Following several meetings between the Minister of Industry and Trade and the Cement Association, the Egyptian government considers the possibility of decreasing the gas price and also decreasing the market production capacity to reach 65% of the current capacity, pro rata to each producer’s share in the market, and increasing the cement price.

However, to date, the Egyptian government did not issue any decree to resolve the said challenges and the cement producers are frustrated for the lack of any concrete decision therefrom. Many are considering decreasing their investment in Egypt and others are considering filing a case before the International Centre for Settlement of Investment Disputes (ICSID) against the Egyptian government.

For more information, please contact:

Frederic Soliman
Managing partner
Soliman, Hashish & Partners

E: f.soliman@shandpartners.com
T: +2 0122 0800 290

www.shandpartners.com

Sponsored briefing: Flexible and stable: The growing appeal of offshore SPACs

Sponsored briefing: Flexible and stable: The growing appeal of offshore SPACs

Conyers’ Neil Henderson, Anton Goldstein and Matthew Stocker on the resurgence

Special purpose acquisition companies (SPACs) enjoyed a resurgence in 2020 as an alternative to traditional IPOs. Now, as 2021 begins, investors continue their search for efficient ways to deploy capital and generate attractive returns in the Covid-19 era of low interest rates and market volatility. Continue reading “Sponsored briefing: Flexible and stable: The growing appeal of offshore SPACs”

Sponsored briefing: Are we on the cusp of an evolution in the legal sector, when collaborative ways of working between firms will become the norm?

Sponsored briefing: Are we on the cusp of an evolution in the legal sector, when collaborative ways of working between firms will become the norm?

Covid-19 has disrupted almost every sector of the economy. Dr Peter Allinson, chief executive of Davitt Jones Bould, asks whether the pandemic has acted as an accelerant to fundamental shifts already at play in the legal profession, and offers his perception of a growing spirit of collaboration in the industry

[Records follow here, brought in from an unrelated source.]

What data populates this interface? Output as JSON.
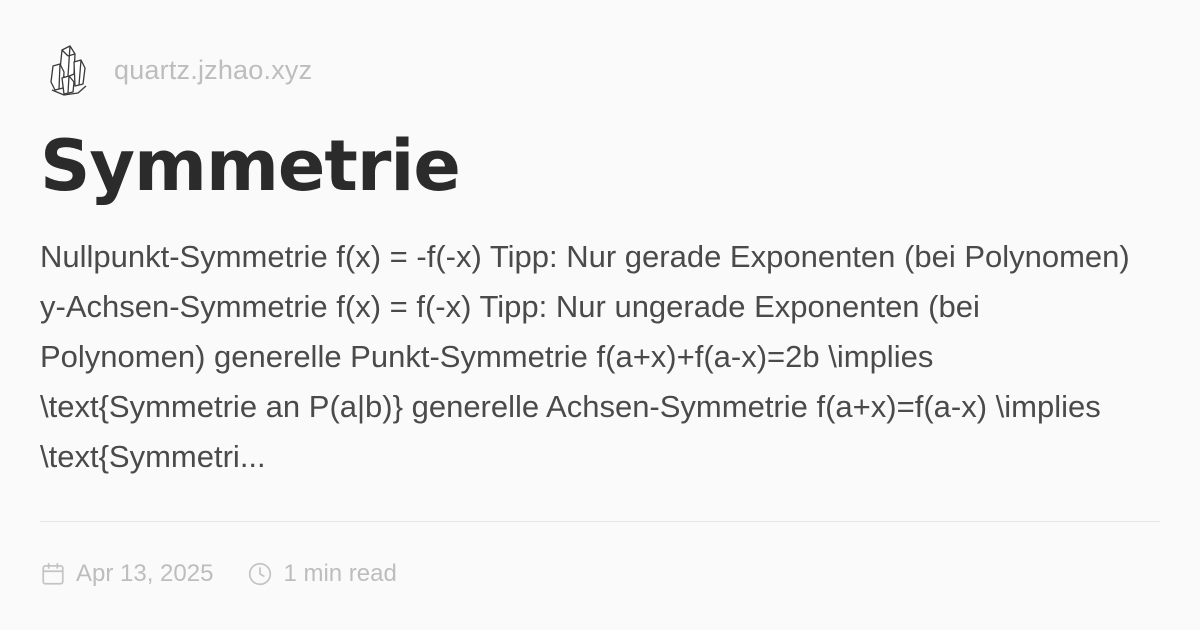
{
  "site": {
    "name": "quartz.jzhao.xyz",
    "logo_icon": "crystal-logo-icon"
  },
  "article": {
    "title": "Symmetrie",
    "excerpt": "Nullpunkt-Symmetrie f(x) = -f(-x) Tipp: Nur gerade Exponenten (bei Polynomen) y-Achsen-Symmetrie f(x) = f(-x) Tipp: Nur ungerade Exponenten (bei Polynomen) generelle Punkt-Symmetrie f(a+x)+f(a-x)=2b \\implies \\text{Symmetrie an P(a|b)} generelle Achsen-Symmetrie f(a+x)=f(a-x) \\implies \\text{Symmetri..."
  },
  "meta": {
    "date": "Apr 13, 2025",
    "date_icon": "calendar-icon",
    "reading_time": "1 min read",
    "reading_time_icon": "clock-icon"
  },
  "colors": {
    "background": "#fafafa",
    "title": "#2b2b2b",
    "text": "#4a4a4a",
    "muted": "#bdbdbd",
    "divider": "#e6e6e6"
  }
}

While the last 12 months has seen as much disruption as any of us have witnessed in our careers, it remains true that the legal profession is used to weathering adverse business cycles. My observation, drawing on many years’ experience, is that the most resilient firms are those that have a strong sense of who they are, what they do best, and truly where their core business is. If that is the case, then they can ride out the worst of the ‘boom and bust’ and avoid the need to treat their people as a ‘disposable’ item. Continue reading “Sponsored briefing: Are we on the cusp of an evolution in the legal sector, when collaborative ways of working between firms will become the norm?”

Sponsored briefing: Ukraine – successful heir of the Soviet empire or a self-made kid on the block?

Sponsored briefing: Ukraine – successful heir of the Soviet empire or a self-made kid on the block?

Being one of the most powerful industrial countries of the former USSR with a unique geographic location and the biggest territory in the heart of Europe, stretching from Europe in the West towards Russia in the East, Ukraine has entered the independence era with high expectations and significant industrial and scientific potential.

A robust logistics network, including a web of railway, connecting the most remote parts of the country, seaports, energy (including hydro and nuclear), unique defence and air-space companies, large agricultural companies – these are just a few sectors to mention, which have decisively shaped the future of the Ukrainian economy. Continue reading “Sponsored briefing: Ukraine – successful heir of the Soviet empire or a self-made kid on the block?”

Sponsored briefing: Life sciences market in France: Early access of medicines reform for 2021

Sponsored briefing: Life sciences market in France: Early access of medicines reform for 2021

LexCase’s Diane Bandon-Tourret and Esther Vogel on the newly restructured early access mechanism for medicine products in France

The French Social Security Financing Law (LFSS) for 2021 restructured the entire early access mechanism for medicine products. Continue reading “Sponsored briefing: Life sciences market in France: Early access of medicines reform for 2021”